pages: 233 words: 67,596

Competing on Analytics: The New Science of Winning by Thomas H. Davenport, Jeanne G. Harris

always be closing, big data - Walmart - Pop Tarts, business intelligence, business process, call centre, commoditize, data acquisition, digital map,, global supply chain, high net worth, if you build it, they will come, intangible asset, inventory management, iterative process, Jeff Bezos, job satisfaction, knapsack problem, late fees, linear programming, Moneyball by Michael Lewis explains big data, Netflix Prize, new economy, performance metric, personalized medicine, quantitative hedge fund, quantitative trading / quantitative finance, recommendation engine, RFID, search inside the book, shareholder value, six sigma, statistical model, supply-chain management, text mining, The future is already here, the scientific method, traveling salesman, yield management

Its supply chain analysts try to optimize order quantities to satisfy constraints and minimize holding, shipping, and stock-out costs. In order to optimize its consumer goods supply chain, for example, it used an “integral min-cost flow problem with side constraints”; to round off fractional shipments, it used a “multiple knapsack problem using the greedy algorithm.” Logistics Management Sometimes a service company uses analytics with such skill and execution that entire lines of business can be created. United Parcel Service (UPS) took this route in 1986, when it formed UPS Logistics, a wholly owned subsidiary of UPS Supply Chain Solutions.

pages: 470 words: 144,455

Secrets and Lies: Digital Security in a Networked World by Bruce Schneier

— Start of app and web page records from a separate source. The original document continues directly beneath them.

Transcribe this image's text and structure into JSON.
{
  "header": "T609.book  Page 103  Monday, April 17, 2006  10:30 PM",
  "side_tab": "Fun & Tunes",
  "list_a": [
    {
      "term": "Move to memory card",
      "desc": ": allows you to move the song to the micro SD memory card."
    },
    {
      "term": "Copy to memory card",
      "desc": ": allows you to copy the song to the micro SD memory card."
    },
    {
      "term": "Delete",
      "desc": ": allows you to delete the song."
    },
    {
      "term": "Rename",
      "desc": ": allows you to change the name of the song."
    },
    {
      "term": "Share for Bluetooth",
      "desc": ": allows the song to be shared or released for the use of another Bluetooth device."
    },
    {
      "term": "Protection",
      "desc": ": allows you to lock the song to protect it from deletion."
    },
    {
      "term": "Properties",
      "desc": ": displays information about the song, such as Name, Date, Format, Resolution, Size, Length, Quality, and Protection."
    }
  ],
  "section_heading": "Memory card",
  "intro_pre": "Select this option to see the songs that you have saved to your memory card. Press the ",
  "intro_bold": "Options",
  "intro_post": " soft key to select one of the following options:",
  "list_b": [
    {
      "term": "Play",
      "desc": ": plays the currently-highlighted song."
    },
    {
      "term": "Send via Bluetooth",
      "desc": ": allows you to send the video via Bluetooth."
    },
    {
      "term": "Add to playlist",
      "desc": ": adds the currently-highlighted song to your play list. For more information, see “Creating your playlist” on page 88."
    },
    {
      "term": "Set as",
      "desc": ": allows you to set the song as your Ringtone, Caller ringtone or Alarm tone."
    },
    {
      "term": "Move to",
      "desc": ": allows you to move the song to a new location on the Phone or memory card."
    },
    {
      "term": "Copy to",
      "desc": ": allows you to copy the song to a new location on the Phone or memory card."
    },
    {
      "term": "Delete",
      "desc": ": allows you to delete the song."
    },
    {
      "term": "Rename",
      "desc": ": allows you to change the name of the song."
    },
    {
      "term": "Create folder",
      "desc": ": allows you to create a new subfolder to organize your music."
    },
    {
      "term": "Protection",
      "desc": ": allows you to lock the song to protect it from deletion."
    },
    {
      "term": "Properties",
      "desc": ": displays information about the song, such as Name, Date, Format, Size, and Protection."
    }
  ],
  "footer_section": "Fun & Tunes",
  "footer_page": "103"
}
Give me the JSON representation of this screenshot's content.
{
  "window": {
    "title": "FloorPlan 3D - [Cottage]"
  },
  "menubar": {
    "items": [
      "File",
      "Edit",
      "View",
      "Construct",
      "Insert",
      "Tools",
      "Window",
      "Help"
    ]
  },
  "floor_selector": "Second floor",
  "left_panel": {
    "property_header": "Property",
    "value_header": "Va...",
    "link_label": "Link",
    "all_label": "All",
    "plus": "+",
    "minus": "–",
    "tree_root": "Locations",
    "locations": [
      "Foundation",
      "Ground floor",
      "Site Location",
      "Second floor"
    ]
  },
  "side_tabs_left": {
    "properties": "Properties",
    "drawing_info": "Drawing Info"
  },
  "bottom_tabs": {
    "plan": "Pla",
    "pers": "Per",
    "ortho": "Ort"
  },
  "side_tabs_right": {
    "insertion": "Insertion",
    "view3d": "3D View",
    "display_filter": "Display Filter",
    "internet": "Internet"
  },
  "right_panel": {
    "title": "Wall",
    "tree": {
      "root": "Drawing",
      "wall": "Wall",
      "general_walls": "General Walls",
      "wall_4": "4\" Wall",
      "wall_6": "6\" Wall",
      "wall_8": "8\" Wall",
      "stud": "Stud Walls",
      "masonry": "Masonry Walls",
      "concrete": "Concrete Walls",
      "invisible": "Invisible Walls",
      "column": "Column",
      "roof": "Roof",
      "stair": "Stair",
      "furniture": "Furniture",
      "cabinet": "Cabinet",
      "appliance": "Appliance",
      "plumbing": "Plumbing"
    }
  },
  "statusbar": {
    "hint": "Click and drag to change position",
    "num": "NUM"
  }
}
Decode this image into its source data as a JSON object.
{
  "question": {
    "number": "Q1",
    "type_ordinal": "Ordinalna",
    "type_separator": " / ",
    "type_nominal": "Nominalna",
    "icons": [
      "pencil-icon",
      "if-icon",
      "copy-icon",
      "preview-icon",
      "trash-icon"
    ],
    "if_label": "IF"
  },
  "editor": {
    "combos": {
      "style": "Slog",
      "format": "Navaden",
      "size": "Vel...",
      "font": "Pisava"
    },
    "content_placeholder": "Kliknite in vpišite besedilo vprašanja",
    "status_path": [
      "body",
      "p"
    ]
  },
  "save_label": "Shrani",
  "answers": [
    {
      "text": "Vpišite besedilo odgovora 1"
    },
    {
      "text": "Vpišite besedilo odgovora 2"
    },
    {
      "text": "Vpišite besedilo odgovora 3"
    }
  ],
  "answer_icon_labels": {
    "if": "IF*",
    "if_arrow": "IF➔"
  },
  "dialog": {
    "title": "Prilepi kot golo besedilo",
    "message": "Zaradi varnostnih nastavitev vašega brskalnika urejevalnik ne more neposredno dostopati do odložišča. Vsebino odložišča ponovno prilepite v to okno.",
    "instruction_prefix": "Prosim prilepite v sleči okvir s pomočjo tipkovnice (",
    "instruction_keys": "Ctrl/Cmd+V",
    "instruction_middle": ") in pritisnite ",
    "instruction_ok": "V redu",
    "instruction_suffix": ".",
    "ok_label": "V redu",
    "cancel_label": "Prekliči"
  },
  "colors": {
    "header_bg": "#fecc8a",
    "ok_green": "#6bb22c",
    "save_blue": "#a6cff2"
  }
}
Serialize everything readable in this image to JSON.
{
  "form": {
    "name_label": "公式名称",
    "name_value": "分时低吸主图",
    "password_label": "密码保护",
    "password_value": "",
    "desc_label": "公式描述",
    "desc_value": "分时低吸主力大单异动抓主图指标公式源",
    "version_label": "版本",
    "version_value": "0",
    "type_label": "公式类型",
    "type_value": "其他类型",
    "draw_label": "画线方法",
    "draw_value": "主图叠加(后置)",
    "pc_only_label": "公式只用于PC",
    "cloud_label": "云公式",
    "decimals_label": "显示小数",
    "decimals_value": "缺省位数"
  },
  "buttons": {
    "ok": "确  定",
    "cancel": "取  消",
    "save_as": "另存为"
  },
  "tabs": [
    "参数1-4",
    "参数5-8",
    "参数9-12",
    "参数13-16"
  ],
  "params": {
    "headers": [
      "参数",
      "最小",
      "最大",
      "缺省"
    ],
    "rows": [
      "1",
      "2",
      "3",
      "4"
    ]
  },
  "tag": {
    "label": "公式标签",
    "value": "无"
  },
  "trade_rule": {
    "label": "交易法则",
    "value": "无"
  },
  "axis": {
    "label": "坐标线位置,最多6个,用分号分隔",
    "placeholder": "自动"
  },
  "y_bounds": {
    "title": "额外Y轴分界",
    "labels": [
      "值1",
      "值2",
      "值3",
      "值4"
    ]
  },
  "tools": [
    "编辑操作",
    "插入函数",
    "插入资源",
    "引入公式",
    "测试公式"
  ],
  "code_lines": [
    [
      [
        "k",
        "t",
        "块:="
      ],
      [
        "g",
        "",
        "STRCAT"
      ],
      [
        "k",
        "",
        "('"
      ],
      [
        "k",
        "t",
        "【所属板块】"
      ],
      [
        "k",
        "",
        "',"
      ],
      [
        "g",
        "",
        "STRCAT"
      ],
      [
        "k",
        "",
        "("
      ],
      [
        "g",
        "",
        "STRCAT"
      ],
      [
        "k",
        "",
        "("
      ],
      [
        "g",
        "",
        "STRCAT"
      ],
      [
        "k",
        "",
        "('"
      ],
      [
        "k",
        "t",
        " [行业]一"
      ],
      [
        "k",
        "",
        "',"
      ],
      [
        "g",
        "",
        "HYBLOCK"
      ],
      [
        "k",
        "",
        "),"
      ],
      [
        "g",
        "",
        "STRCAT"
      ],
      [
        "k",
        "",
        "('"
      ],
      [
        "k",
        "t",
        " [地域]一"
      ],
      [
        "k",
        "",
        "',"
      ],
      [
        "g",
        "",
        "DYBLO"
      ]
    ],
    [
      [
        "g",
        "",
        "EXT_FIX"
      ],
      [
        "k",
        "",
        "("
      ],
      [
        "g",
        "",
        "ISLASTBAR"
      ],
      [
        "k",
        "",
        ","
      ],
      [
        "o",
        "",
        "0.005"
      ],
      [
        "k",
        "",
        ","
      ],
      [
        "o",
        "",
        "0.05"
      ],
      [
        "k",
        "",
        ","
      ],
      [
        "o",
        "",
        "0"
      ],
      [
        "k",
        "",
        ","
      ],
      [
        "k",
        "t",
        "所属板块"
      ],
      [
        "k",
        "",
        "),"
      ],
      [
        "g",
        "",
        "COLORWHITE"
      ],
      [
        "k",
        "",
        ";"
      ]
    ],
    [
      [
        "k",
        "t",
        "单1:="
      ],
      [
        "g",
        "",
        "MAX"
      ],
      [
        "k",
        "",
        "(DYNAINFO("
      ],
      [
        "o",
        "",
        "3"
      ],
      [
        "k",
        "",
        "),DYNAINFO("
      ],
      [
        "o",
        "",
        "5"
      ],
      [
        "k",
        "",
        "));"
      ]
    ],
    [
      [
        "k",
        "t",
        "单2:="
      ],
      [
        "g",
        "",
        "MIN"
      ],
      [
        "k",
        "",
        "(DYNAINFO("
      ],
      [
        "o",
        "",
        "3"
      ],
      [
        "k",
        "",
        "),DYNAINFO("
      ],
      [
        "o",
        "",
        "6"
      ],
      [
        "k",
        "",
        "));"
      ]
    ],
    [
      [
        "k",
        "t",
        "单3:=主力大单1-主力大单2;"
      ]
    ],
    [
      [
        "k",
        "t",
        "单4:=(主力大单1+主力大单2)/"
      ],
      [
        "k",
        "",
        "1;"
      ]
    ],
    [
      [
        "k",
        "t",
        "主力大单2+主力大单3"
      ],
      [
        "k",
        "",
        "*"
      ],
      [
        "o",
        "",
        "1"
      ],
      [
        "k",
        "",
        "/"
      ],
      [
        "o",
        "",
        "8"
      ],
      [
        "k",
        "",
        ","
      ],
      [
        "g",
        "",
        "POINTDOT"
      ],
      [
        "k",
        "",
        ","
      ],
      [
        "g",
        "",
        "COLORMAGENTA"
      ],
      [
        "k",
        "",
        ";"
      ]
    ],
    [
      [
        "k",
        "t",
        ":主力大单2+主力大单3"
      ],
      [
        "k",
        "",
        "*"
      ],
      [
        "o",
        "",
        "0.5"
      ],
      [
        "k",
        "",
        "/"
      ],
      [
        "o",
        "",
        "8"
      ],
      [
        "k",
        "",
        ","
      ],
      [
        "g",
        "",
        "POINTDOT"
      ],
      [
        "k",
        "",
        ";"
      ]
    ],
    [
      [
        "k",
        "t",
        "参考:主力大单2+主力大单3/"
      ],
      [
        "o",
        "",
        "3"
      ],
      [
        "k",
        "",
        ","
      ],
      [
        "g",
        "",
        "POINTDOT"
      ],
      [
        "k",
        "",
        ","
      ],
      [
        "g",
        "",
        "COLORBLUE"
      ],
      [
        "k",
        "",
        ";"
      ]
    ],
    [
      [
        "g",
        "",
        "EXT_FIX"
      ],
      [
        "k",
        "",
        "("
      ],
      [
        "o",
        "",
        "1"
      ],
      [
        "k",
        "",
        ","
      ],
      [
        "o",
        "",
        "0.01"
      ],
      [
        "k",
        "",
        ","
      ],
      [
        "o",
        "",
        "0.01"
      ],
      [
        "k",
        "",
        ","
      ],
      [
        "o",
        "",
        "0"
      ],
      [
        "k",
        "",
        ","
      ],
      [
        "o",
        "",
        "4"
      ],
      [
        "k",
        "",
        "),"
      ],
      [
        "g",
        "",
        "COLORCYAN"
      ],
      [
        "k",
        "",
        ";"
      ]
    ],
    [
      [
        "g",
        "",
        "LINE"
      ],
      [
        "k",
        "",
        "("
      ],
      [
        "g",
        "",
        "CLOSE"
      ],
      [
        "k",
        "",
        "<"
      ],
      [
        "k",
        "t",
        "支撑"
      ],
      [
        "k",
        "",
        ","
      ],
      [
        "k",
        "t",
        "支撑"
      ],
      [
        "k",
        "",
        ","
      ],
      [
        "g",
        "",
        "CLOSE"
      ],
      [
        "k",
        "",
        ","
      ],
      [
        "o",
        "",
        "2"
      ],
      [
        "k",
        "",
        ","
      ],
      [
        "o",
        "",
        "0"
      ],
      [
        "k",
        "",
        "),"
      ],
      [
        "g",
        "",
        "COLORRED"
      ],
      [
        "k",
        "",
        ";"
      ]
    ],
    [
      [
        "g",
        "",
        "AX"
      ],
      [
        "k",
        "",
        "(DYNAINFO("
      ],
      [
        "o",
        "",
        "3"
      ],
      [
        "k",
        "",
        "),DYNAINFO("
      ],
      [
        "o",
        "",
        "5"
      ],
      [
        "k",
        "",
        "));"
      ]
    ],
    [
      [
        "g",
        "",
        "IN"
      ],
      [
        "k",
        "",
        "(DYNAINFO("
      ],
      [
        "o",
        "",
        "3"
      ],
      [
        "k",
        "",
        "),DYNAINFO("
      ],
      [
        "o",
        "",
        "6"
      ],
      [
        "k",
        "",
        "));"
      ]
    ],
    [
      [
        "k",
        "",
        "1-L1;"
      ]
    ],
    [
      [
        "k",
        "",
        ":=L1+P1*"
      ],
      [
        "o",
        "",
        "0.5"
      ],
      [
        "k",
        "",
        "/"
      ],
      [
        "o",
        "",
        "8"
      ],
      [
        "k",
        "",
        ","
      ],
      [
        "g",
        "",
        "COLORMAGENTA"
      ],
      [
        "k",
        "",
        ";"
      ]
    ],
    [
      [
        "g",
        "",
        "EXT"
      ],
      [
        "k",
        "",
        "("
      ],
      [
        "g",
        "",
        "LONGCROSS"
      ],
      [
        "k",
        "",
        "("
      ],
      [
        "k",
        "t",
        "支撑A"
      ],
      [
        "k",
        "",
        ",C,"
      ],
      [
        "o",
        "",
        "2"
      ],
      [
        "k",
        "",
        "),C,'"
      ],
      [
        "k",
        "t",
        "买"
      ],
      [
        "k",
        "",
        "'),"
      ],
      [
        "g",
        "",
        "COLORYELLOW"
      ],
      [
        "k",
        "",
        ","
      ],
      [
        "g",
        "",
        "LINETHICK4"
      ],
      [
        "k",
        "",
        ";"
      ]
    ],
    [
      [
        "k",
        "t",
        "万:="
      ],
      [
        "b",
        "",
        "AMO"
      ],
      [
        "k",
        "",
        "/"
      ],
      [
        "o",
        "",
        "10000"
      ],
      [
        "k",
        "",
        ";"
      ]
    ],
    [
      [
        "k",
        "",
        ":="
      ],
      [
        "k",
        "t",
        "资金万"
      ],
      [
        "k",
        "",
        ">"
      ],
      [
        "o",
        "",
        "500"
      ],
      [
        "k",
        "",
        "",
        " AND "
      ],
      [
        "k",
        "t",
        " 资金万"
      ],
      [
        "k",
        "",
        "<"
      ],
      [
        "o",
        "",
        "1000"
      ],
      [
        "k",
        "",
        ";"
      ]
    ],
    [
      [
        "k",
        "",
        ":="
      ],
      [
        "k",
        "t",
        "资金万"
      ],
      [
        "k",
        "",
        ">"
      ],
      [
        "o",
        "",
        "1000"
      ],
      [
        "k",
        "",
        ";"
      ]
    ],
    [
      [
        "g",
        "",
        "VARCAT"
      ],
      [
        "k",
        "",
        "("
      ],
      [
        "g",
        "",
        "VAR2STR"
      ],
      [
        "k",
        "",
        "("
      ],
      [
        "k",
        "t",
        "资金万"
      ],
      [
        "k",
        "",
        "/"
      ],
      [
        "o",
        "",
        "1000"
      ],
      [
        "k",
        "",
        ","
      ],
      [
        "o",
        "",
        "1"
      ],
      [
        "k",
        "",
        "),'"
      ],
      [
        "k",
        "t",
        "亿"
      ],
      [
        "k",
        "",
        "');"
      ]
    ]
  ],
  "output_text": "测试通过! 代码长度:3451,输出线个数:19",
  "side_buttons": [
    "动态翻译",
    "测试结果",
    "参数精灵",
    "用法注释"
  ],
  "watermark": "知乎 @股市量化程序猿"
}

Ayatollah Khomeini, barriers to entry, business process, butterfly effect, cashless society, Columbine, defense in depth, double entry bookkeeping, fault tolerance, game design, IFF: identification friend or foe, John von Neumann, knapsack problem, MITM: man-in-the-middle, moral panic, mutually assured destruction, pez dispenser, pirate software, profit motive, Richard Feynman, risk tolerance, Silicon Valley, Simon Singh, slashdot, statistical model, Steve Ballmer, Steven Levy, the payments system, Y2K, Yogi Berra

This is the kind of math that can be used to create public-key cryptography; it involves modular arithmetic, exponentiation, and large prime numbers thousands of bits long, but you can elide the details. Today, there are a good half-dozen algorithms, with names like RSA, ElGamal, and elliptic curves. (Algorithms based on something called the knapsack problem were another early contender, but over the course of about 20 years they were broken every which way.) The mathematicals are different for each algorithm, but conceptually they are all the same. Instead of a single key that Alice and Bob share, there are two keys: one for encryption and the other for decryption.

pages: 489 words: 148,885

Accelerando by Stross, Charles

business cycle, call centre, carbon-based life, cellular automata, cognitive dissonance, commoditize, Conway's Game of Life, dark matter, disinformation, dumpster diving, Extropian, finite state, Flynn Effect, glass ceiling, gravity well, John von Neumann, Kickstarter, knapsack problem, Kuiper Belt, Magellanic Cloud, mandelbrot fractal, market bubble, means of production, MITM: man-in-the-middle, orbital mechanics / astrodynamics, packet switching, performance metric, phenotype, planetary scale, Pluto: dwarf planet, reversible computing, Richard Stallman, SETI@home, Silicon Valley, Singularitarianism, slashdot, South China Sea, stem cell, technological singularity, telepresence, The Chicago School, theory of mind, Turing complete, Turing machine, Turing test, upwardly mobile, Vernor Vinge, Von Neumann architecture, web of trust, Y2K, zero-sum game

By the time they finish, he's aching, and she shows him how to use the bidet. Everything is crystal clear, and her touch is electrifying. While she showers, he sits on the toilet seat lid and rants about Turing-completeness as an attribute of company law, about cellular automata and the blind knapsack problem, about his work on solving the Communist Central Planning problem using a network of interlocking unmanned companies. About the impending market adjustment in integrity, the sinister resurrection of the recording music industry, and the still-pressing need to dismantle Mars. When she steps out of the shower, he tells her that he loves her.